Let the Chitting Begin

chitting seed potatoes

At last, it feels like I’m doing something productive again. Laying seed potatoes out in trays or egg boxes to chit (encouraging the seed potatoes to sprout before planting) really is the start of the growing year for me. Some say chitting potatoes isn’t necessary, I get stupidly excited about chitting mine so I’ll carry on doing it regardless.

This year I’m planning to grow Charlotte (a salad variety) and Desiree main crop. They’re firm favourites of mine and always seem to do well on my plot.

desiree potatoes growing

By the way, I think potato flowers are utterly gorgeous…..

potato flowers

What are you planning to grow in your potato bed this year? If it ever stops raining!

23 thoughts on “Let the Chitting Begin

  1. Hurray, good to hear that it is time for the growing to begin. I have some Nadines, and a few Charlottes and Maris Piper. I shall be looking out the egg boxes.


  2. Fingerlings. But what I’m more excited about is last year, I saw several people grow them in old chicken feed bags and I’m very limited on space so I want to try that this year. And I’m super excited. When you harvest them, you just put all the composted dirt from the bags around the fruit trees.


  3. The way it’s going at the moment, although my potatoes are in their egg boxes, the only thing likely to go into my potato beds here in north Wales is……fish!!!!!


  4. Charlotte are my favourite potatoes, and I also grow Desiree. I’m also growing some first earlies Vales Emerald and another second early Kestrel.
    Like you I chit all mine, and feel that it’s the start of the new season. xx


  5. I agree that the process of chitting potatoes feels like the growing season is on its return. Charlotte are a lovely variety, reliable and with great flavour, one of my favourites. Last year. I grew 8 varieties, including the purple-fleshed Violetta for novelty value. This year I’ve reined myself in and I have just five varieties chitting away – Charlotte, International Kidney (again, great ,for taste), Sarpo Mira (for blight resistance), Maris Piper and Setanta. Hopefully when it’s time to plant them out this seemingly endless rain might just have decided to take a break!


  6. We set ours to chit last weekend too. We’ve gone for Red Duke of York and Pentland Javelin as first earlies and Pink Fir Apple for a salad potato.


  7. Another vote for Charlotte potatoes, they are lovely small – but every year I forget a few and they do fine, growing enormous… Love your blog, wonderful photos!

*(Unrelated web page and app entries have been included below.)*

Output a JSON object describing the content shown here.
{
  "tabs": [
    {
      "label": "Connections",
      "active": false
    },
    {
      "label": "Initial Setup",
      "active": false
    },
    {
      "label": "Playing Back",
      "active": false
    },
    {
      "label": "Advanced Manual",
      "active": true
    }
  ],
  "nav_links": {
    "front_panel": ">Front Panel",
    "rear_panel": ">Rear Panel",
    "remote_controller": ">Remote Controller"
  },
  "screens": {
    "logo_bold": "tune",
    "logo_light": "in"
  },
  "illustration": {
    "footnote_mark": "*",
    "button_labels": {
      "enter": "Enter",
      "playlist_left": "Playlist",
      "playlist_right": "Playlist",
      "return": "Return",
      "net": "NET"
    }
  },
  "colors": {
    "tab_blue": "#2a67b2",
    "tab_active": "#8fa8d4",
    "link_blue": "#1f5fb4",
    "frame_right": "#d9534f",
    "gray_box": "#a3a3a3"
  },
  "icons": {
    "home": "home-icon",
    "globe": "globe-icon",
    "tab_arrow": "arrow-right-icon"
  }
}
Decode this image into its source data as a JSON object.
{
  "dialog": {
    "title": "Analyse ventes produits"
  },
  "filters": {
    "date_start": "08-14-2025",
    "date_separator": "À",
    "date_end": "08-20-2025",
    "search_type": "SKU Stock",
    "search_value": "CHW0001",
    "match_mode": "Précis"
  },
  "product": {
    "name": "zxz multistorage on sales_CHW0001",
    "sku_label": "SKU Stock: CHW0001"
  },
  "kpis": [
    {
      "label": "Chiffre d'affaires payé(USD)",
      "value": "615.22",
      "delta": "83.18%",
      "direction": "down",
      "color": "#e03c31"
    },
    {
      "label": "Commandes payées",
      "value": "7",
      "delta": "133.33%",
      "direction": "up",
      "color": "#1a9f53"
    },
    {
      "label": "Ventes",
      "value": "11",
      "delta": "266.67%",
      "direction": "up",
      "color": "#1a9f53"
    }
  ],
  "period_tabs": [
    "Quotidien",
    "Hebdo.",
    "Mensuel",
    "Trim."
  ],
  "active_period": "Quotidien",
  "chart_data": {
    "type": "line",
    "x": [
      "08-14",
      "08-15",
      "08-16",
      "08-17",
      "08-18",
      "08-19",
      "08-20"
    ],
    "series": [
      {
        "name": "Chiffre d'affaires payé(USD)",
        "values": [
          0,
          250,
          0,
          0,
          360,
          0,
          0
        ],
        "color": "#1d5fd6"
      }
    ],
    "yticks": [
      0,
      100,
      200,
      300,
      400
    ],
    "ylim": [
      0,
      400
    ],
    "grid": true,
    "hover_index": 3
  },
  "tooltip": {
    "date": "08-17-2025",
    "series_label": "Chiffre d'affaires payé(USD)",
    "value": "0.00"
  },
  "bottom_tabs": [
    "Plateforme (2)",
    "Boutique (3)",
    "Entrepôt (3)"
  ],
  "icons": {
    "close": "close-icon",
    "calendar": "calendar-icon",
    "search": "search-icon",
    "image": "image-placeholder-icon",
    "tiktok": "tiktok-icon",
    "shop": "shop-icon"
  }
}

  8. Hoorah, it is (sadly) exciting when this time arrives isn’t it! Ready to start this weekend. Last year tried Sharpe’s Express as the early, Bonnie as the second and Desiree main crop. Bonnie were delicious and a good crop, Desiree were lovely and again a good crop. Sharpe’s went in a bit late, but am trying them again this year together with the Bonnie and the main will be Cabaret.


  9. Crawforddogs, you don’t have to chit potatoes in order to grow them, I just like to give mine a head start by chitting them for a month or so before planting (end of March through to May depending on weather conditions), to produce strong healthy sprouts.


  10. We are off to the East Anglian Potato Day tomorrow. We definately want Charlottes and really enjoyed our bumper harvest of Pink Fir Apples last year. As for the rest, we are happy to experiment. Can’t wait to start chitting them, will finally feel like the growing season is on it’s way!


  11. I think I already have potatoes chitting in my cupboards! We moved into a new house during the winter and I can’t wait to get my gardens started.


Leave a Reply

Fill in your details below or click an icon to log in:

WordPress.com Logo

You are commenting using your WordPress.com account. Log Out /  Change )

Google photo

You are commenting using your Google account. Log Out /  Change )

Twitter picture

You are commenting using your Twitter account. Log Out /  Change )

Facebook photo

You are commenting using your Facebook account. Log Out /  Change )

Connecting to %s

This site uses Akismet to reduce spam. Learn how your comment data is processed.